During the First World War, soldiers of the Regiment wore puttees as part of their uniform. Puttees were narrow strips of khaki-colour fabric wrapped in an over-lapping spiral pattern around the lower leg, above the ankle boots up to below the knee. 

“The puttee was almost like a bandage made of [knitted] wool, and it was wrapped around the leg,” explained Douglas Cordeaux, from Fox Brothers & Co Ltd, from Wellington, in Somerset.

”The beauty of it was that it didn’t need sizes - it would also stop your boot being sucked off in mud,” Mr Cordeaux added.

The firm made an estimated 12m pairs of putties, which unwrapped would have stretched for 41,000 miles (66,000 km) - enough to go around the coastline of the UK twice.
— Excerpt from the BBC (https://www.bbc.com/news/uk-england-25879184)

They were good in some ways

Puttees provided the soldier’s leg support, prevented dirt and insects entering both boots and trousers and provided a measure of protection against the weather and abrasions. When wrapped properly, puttees helped to insulate the leg from cold weather and to reduce injury without restricting movement. In hot weather, the material breathed and could be removed and washed. Importantly, puttees could be used as a dressing or splint, or to provide support to a part of the body.

… and not so good in others

While puttees helped to prevent or at least reduce damage to soldiers’ legs, they could also cause harm. Once they became wet and if worn in cold weather, the puttees could cause frostbite and extreme pain. Also, “tightly wrapped puttees might have encouraged or aggravated trench foot by restricting blood flow to the feet. Trench foot was prevented by keeping boots well-oiled and generously sized, loosening the puttees, rubbing oil into feet and lower legs and wearing clean, dry socks”. (Canadian War Museum Artifact Backgrounder on Puttees)

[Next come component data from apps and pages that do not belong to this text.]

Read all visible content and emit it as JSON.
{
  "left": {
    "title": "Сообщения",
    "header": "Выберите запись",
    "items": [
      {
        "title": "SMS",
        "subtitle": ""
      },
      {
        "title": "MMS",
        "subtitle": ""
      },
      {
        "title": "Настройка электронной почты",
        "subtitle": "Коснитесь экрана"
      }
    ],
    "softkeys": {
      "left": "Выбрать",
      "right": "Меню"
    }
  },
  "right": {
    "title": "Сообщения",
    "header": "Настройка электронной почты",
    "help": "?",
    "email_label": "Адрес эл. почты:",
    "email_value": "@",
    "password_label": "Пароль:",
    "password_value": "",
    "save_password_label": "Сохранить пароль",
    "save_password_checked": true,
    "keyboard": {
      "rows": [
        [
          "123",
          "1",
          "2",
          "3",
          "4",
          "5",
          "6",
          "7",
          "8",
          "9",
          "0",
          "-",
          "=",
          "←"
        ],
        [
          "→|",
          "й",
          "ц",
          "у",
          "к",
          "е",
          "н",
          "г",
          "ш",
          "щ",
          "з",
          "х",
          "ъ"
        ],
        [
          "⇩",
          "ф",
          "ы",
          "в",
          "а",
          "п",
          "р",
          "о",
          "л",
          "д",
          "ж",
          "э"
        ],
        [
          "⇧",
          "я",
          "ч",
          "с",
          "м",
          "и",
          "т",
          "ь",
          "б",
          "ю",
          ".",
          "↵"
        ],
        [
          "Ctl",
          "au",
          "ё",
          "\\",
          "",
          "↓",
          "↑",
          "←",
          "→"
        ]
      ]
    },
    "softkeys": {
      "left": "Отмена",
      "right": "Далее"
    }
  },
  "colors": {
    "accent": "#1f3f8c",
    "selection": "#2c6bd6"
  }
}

but they’re Still relevant today

In the Second World War the Regiment’s puttees were replaced largely with canvas web anklets. Puttees are, however, still used today in sport such as hiking, climbing, cross-country skiing and backpacking. Their lightweight, breathable and multi-purpose nature make them practical gear to have to get by with less but still stay safe, healthy and comfortable on the trail.